Pursuant to 36 C.F.R. 800.2, OEA conducted a search of the Native American Consultation Database to identify federally-recognized tribes that may have ancestral connections to the project area.[3] The database indicated that there are no federally-recognized tribes that may have knowledge regarding properties of traditional religious and cultural significance within the right-of-way (the APE) of the proposed abandonment.

 

CONDITIONS

 

We recommend that the following condition be imposed on any decision granting abandonment authority:

 

CSX Transportation, Inc., shall consult with the National Geodetic Survey (NGS) and notify NGS at least 90 days prior to beginning salvage activities that will disturb or destroy the single geodetic station marker.

 

CONCLUSIONS

 

Based on the information provided from all sources to date, OEA concludes that, as currently proposed, and if the recommended condition is imposed, that abandonment of the line will not significantly affect the quality of the human environment. Therefore, the environmental impact statement process is unnecessary.

 

Alternatives to the proposed abandonment would include denial (and therefore no change in operations), discontinuance of service without abandonment, and continued operation by another operator. In any of these cases, the existing quality of the human environment and energy consumption should not be affected.

 

PUBLIC USE

 

Following abandonment and salvage of the rail line, the right-of-way may be suitable for other public use. A request containing the requisite 4-part showing for imposition of a public use condition (49 C.F.R. 1152.28) must be filed with the Board and served on the railroad within the time specified in the Federal Register notice.

 

CSX states that the Line may be suitable for other public uses, but may be subject to reversionary interests that may affect transfer of title for other than rail purposes.

 

TRAILS USE

 

A request for a notice of interim trail use (NITU) is due to the Board, with a copy to the railroad, within 10 days of publication of the notice of exemption in the Federal Register. Nevertheless, the Board will accept late-filed requests as long as it retains jurisdiction to do so in a particular case. This request must comply with the Board’s rules for use of rights-of-way as trails (49 C.F.R. 1152.29).

 

PUBLIC ASSISTANCE

 

The Board’s Office of Public Assistance, Governmental Affairs, and Compliance responds to questions regarding interim trail use, public use, and other reuse alternatives. You may contact this office directly at (202) 245-0238, or mail inquiries to Surface Transportation Board, Office of Public Assistance, Governmental Affairs, and Compliance, Washington, DC 20423.

 

COMMENTS

 

If you wish to file comments regarding this Environmental Assessment, send original and 2 copies to Surface Transportation Board, Case Control Unit, Washington, DC 20423, to the attention of Troy Brady, who prepared this Environmental Assessment. Environmental comments may also be filed electronically on the Board’s website, www.stb.dot.gov, by clicking on the “E-FILING” link. Please refer to Docket No. AB 55 (Sub-No. 703X) in all correspondence, including e-filings, addressed to the Board. If you have any questions regarding this Environmental Assessment, please contact Troy Brady, the environmental contact for this case, by phone at (202) 245-0301, fax at (202) 245-0454, or e-mail at Troy.Brady@stb.dot.gov.

 

Date made available to the public: November 30, 2010.

 

Comment due date: December 30, 2010.

 

By the Board, Victoria Rutson, Director, Office of Environmental Analysis.

 

 

Attachment
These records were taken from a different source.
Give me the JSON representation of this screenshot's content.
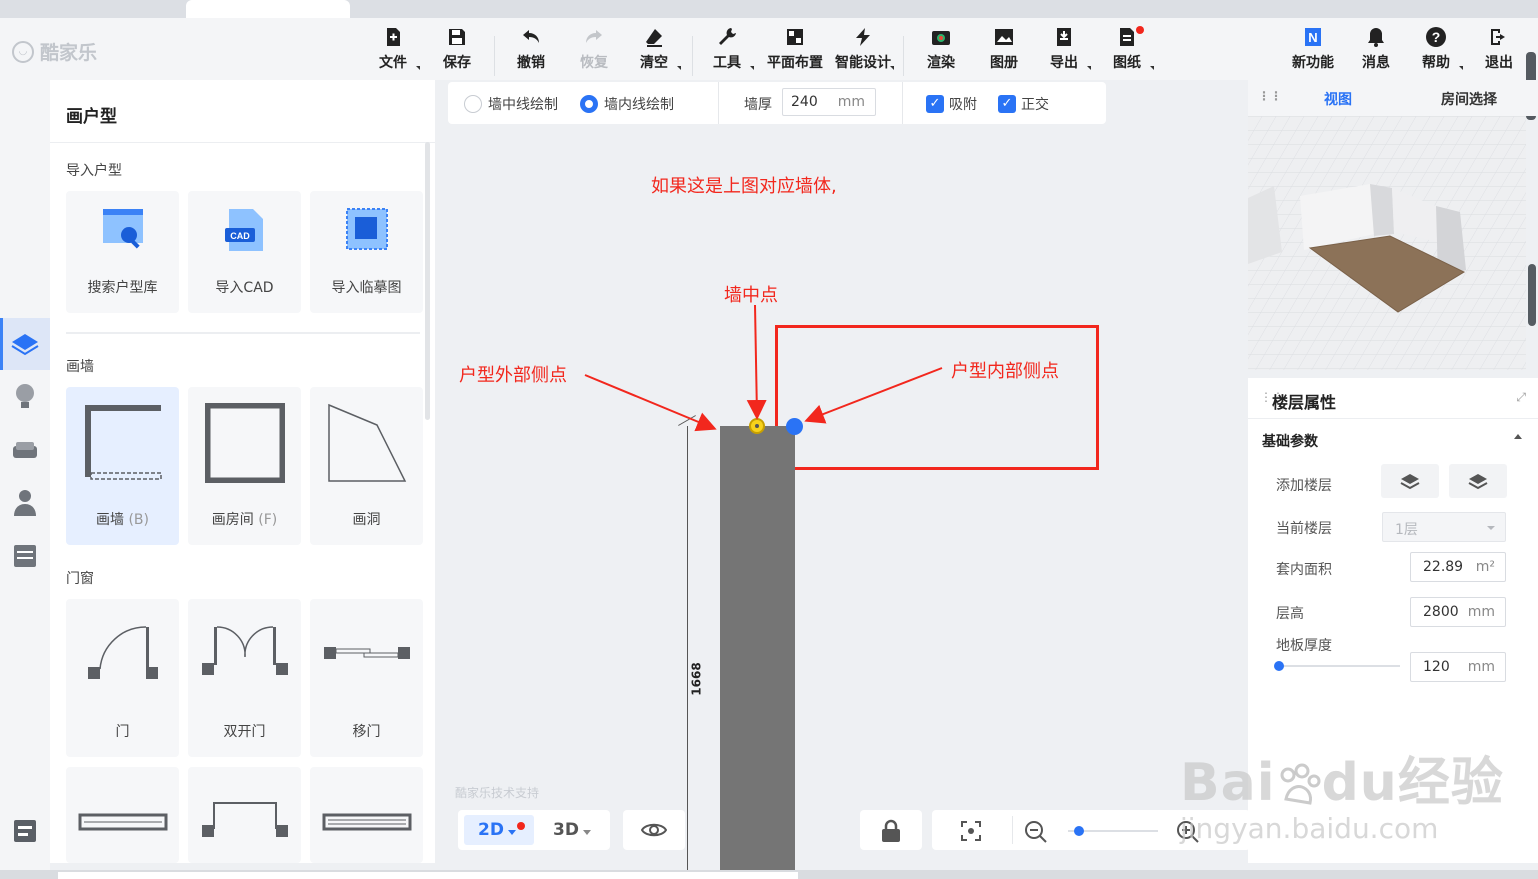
{
  "app": {
    "logo_text": "酷家乐"
  },
  "toolbar": {
    "items": [
      {
        "label": "文件",
        "icon": "file-icon"
      },
      {
        "label": "保存",
        "icon": "save-icon"
      },
      {
        "label": "撤销",
        "icon": "undo-icon"
      },
      {
        "label": "恢复",
        "icon": "redo-icon",
        "disabled": true
      },
      {
        "label": "清空",
        "icon": "eraser-icon"
      },
      {
        "label": "工具",
        "icon": "wrench-icon"
      },
      {
        "label": "平面布置",
        "icon": "layout-icon"
      },
      {
        "label": "智能设计",
        "icon": "lightning-icon"
      },
      {
        "label": "渲染",
        "icon": "camera-icon"
      },
      {
        "label": "图册",
        "icon": "album-icon"
      },
      {
        "label": "导出",
        "icon": "export-icon"
      },
      {
        "label": "图纸",
        "icon": "drawing-icon"
      }
    ],
    "right_items": [
      {
        "label": "新功能",
        "icon": "new-feature-icon"
      },
      {
        "label": "消息",
        "icon": "bell-icon"
      },
      {
        "label": "帮助",
        "icon": "help-icon"
      },
      {
        "label": "退出",
        "icon": "logout-icon"
      }
    ]
  },
  "left_panel": {
    "title": "画户型",
    "import_section": {
      "title": "导入户型",
      "cards": [
        "搜索户型库",
        "导入CAD",
        "导入临摹图"
      ]
    },
    "wall_section": {
      "title": "画墙",
      "cards": [
        {
          "label": "画墙",
          "key": "(B)"
        },
        {
          "label": "画房间",
          "key": "(F)"
        },
        {
          "label": "画洞",
          "key": ""
        }
      ]
    },
    "door_section": {
      "title": "门窗",
      "cards": [
        "门",
        "双开门",
        "移门"
      ]
    },
    "cad_badge": "CAD"
  },
  "draw_options": {
    "radio_center": "墙中线绘制",
    "radio_inner": "墙内线绘制",
    "thickness_label": "墙厚",
    "thickness_value": "240",
    "thickness_unit": "mm",
    "snap_label": "吸附",
    "ortho_label": "正交"
  },
  "canvas": {
    "annotation_title": "如果这是上图对应墙体,",
    "label_mid": "墙中点",
    "label_outer": "户型外部侧点",
    "label_inner": "户型内部侧点",
    "dimension": "1668",
    "support_text": "酷家乐技术支持"
  },
  "bottom_controls": {
    "view_2d": "2D",
    "view_3d": "3D",
    "zoom_level": 0.12
  },
  "right_panel": {
    "tab_view": "视图",
    "tab_room": "房间选择",
    "props_title": "楼层属性",
    "basic_params": "基础参数",
    "rows": {
      "add_floor": "添加楼层",
      "current_floor": "当前楼层",
      "current_floor_value": "1层",
      "area_label": "套内面积",
      "area_value": "22.89",
      "area_unit": "m²",
      "height_label": "层高",
      "height_value": "2800",
      "height_unit": "mm",
      "slab_label": "地板厚度",
      "slab_value": "120",
      "slab_unit": "mm"
    }
  },
  "watermark": {
    "brand": "Bai",
    "brand2": "du",
    "cn": "经验",
    "url": "jingyan.baidu.com"
  },
  "colors": {
    "accent": "#2a73f5",
    "annotation": "#f2271d",
    "wall": "#757575"
  }
}
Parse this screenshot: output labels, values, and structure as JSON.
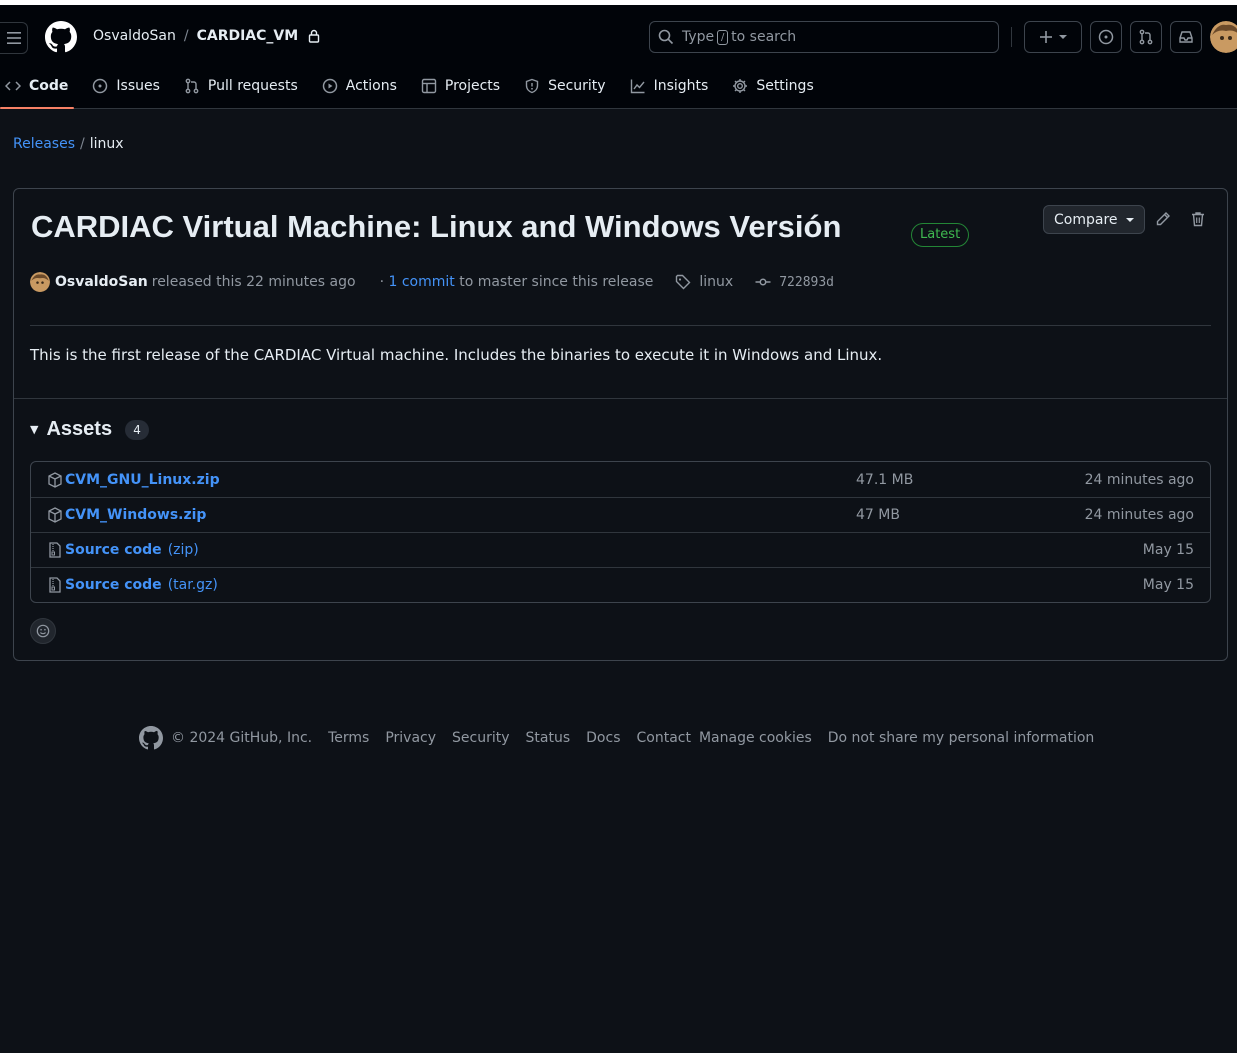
{
  "header": {
    "owner": "OsvaldoSan",
    "separator": "/",
    "repo": "CARDIAC_VM",
    "search_prefix": "Type",
    "search_key": "/",
    "search_suffix": "to search"
  },
  "nav": {
    "code": "Code",
    "issues": "Issues",
    "pulls": "Pull requests",
    "actions": "Actions",
    "projects": "Projects",
    "security": "Security",
    "insights": "Insights",
    "settings": "Settings"
  },
  "breadcrumb": {
    "releases": "Releases",
    "separator": "/",
    "current": "linux"
  },
  "release": {
    "title": "CARDIAC Virtual Machine: Linux and Windows Versión",
    "badge": "Latest",
    "compare": "Compare",
    "author": "OsvaldoSan",
    "released_text": "released this 22 minutes ago",
    "commits_prefix": "·",
    "commits_link": "1 commit",
    "commits_suffix": "to master since this release",
    "tag": "linux",
    "sha": "722893d",
    "body": "This is the first release of the CARDIAC Virtual machine. Includes the binaries to execute it in Windows and Linux."
  },
  "assets": {
    "title": "Assets",
    "count": "4",
    "items": [
      {
        "name": "CVM_GNU_Linux.zip",
        "suffix": "",
        "size": "47.1 MB",
        "date": "24 minutes ago"
      },
      {
        "name": "CVM_Windows.zip",
        "suffix": "",
        "size": "47 MB",
        "date": "24 minutes ago"
      },
      {
        "name": "Source code",
        "suffix": "(zip)",
        "size": "",
        "date": "May 15"
      },
      {
        "name": "Source code",
        "suffix": "(tar.gz)",
        "size": "",
        "date": "May 15"
      }
    ]
  },
  "footer": {
    "copyright": "© 2024 GitHub, Inc.",
    "terms": "Terms",
    "privacy": "Privacy",
    "security": "Security",
    "status": "Status",
    "docs": "Docs",
    "contact": "Contact",
    "cookies": "Manage cookies",
    "do_not_share": "Do not share my personal information"
  },
  "colors": {
    "background": "#0d1117",
    "header": "#010409",
    "link": "#4493f8",
    "latest_green": "#3fb950",
    "active_tab": "#f78166"
  }
}
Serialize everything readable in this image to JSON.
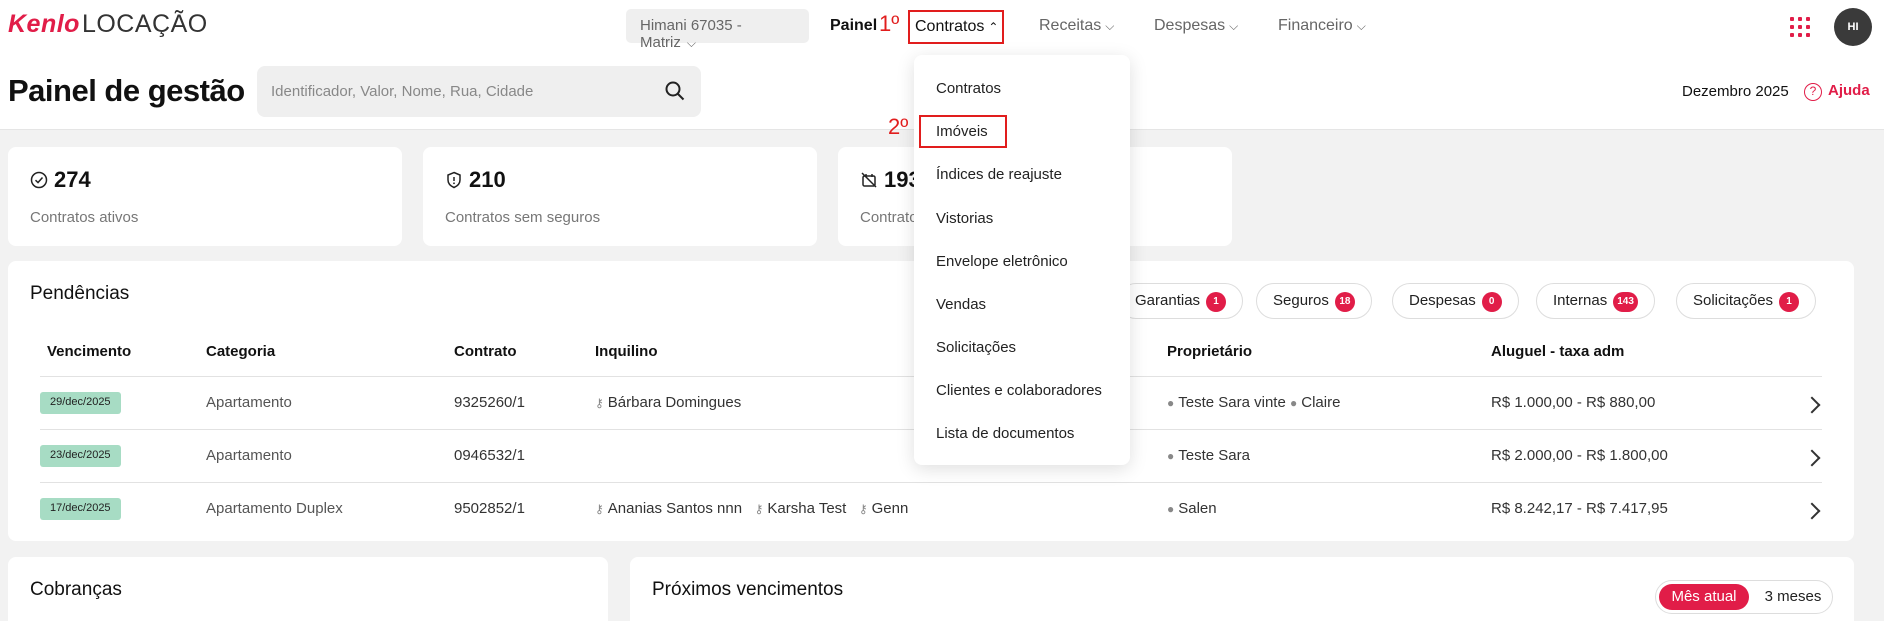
{
  "logo": {
    "brand": "Kenlo",
    "product": "LOCAÇÃO"
  },
  "topnav": {
    "branch": "Himani 67035 - Matriz",
    "painel": "Painel",
    "contratos": "Contratos",
    "receitas": "Receitas",
    "despesas": "Despesas",
    "financeiro": "Financeiro",
    "avatar_initials": "HI"
  },
  "annotations": {
    "step1": "1º",
    "step2": "2º"
  },
  "header": {
    "title": "Painel de gestão",
    "search_placeholder": "Identificador, Valor, Nome, Rua, Cidade",
    "month": "Dezembro 2025",
    "help": "Ajuda"
  },
  "stats": [
    {
      "value": "274",
      "label": "Contratos ativos",
      "icon": "check-circle-icon"
    },
    {
      "value": "210",
      "label": "Contratos sem seguros",
      "icon": "shield-icon"
    },
    {
      "value": "193",
      "label": "Contrato",
      "icon": "no-alarm-icon"
    }
  ],
  "pendencias": {
    "title": "Pendências",
    "chips": [
      {
        "label": "Garantias",
        "count": "1"
      },
      {
        "label": "Seguros",
        "count": "18"
      },
      {
        "label": "Despesas",
        "count": "0"
      },
      {
        "label": "Internas",
        "count": "143"
      },
      {
        "label": "Solicitações",
        "count": "1"
      }
    ],
    "columns": [
      "Vencimento",
      "Categoria",
      "Contrato",
      "Inquilino",
      "Proprietário",
      "Aluguel - taxa adm"
    ],
    "rows": [
      {
        "date": "29/dec/2025",
        "category": "Apartamento",
        "contract": "9325260/1",
        "tenants": [
          "Bárbara Domingues"
        ],
        "owners": [
          "Teste Sara vinte",
          "Claire"
        ],
        "rent": "R$ 1.000,00 - R$ 880,00"
      },
      {
        "date": "23/dec/2025",
        "category": "Apartamento",
        "contract": "0946532/1",
        "tenants": [],
        "owners": [
          "Teste Sara"
        ],
        "rent": "R$ 2.000,00 - R$ 1.800,00"
      },
      {
        "date": "17/dec/2025",
        "category": "Apartamento Duplex",
        "contract": "9502852/1",
        "tenants": [
          "Ananias Santos nnn",
          "Karsha Test",
          "Genn"
        ],
        "owners": [
          "Salen"
        ],
        "rent": "R$ 8.242,17 - R$ 7.417,95"
      }
    ]
  },
  "cobrancas": {
    "title": "Cobranças"
  },
  "proximos": {
    "title": "Próximos vencimentos",
    "seg_active": "Mês atual",
    "seg_other": "3 meses"
  },
  "dropdown": {
    "items": [
      "Contratos",
      "Imóveis",
      "Índices de reajuste",
      "Vistorias",
      "Envelope eletrônico",
      "Vendas",
      "Solicitações",
      "Clientes e colaboradores",
      "Lista de documentos"
    ]
  },
  "colors": {
    "accent": "#e11d48",
    "annotation": "#e11d1d",
    "date_badge": "#a7dcc4"
  }
}
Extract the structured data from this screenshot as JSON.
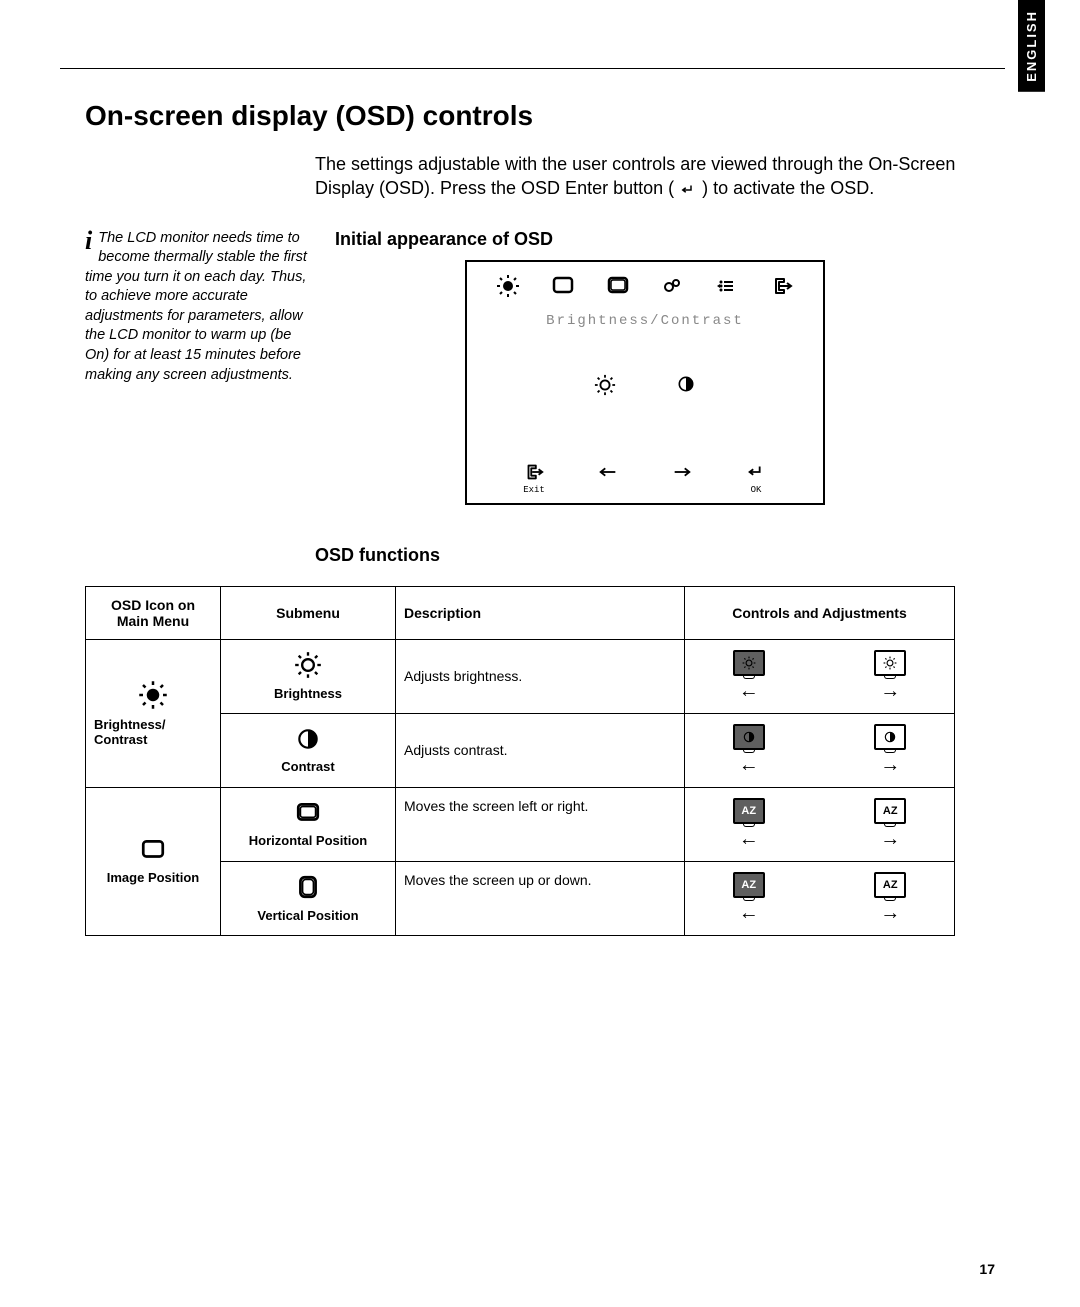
{
  "language_tab": "ENGLISH",
  "heading": "On-screen display (OSD) controls",
  "intro_before": "The settings adjustable with the user controls are viewed through the On-Screen Display (OSD). Press the OSD Enter button ( ",
  "intro_after": " ) to activate the OSD.",
  "note": "The LCD monitor needs time to become thermally stable the first time you turn it on each day. Thus, to achieve more accurate adjustments for parameters, allow the LCD monitor to warm up (be On) for at least 15 minutes before making any screen adjustments.",
  "subhead1": "Initial appearance of OSD",
  "osd": {
    "title": "Brightness/Contrast",
    "nav": {
      "exit": "Exit",
      "ok": "OK"
    }
  },
  "subhead2": "OSD functions",
  "table": {
    "headers": {
      "col1": "OSD Icon on Main Menu",
      "col2": "Submenu",
      "col3": "Description",
      "col4": "Controls and Adjustments"
    },
    "rows": {
      "group1_label": "Brightness/ Contrast",
      "r1_sub": "Brightness",
      "r1_desc": "Adjusts brightness.",
      "r2_sub": "Contrast",
      "r2_desc": "Adjusts contrast.",
      "group2_label": "Image Position",
      "r3_sub": "Horizontal Position",
      "r3_desc": "Moves the screen left or right.",
      "r4_sub": "Vertical Position",
      "r4_desc": "Moves the screen up or down."
    }
  },
  "page": "17"
}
[1] The Environmental and Historic Reports are available for viewing on the Board’s website at www.stb.dot.gov by going to “E-Library,” selecting “Filings,” and then conducting a search for AB 55 (Sub-No. 703X).

[2] OEA confirmed via telephone on November 15, 2010.

[3] Native American Consultation Database, http://home.nps.gov/nacd/ (last visited November 16, 2010).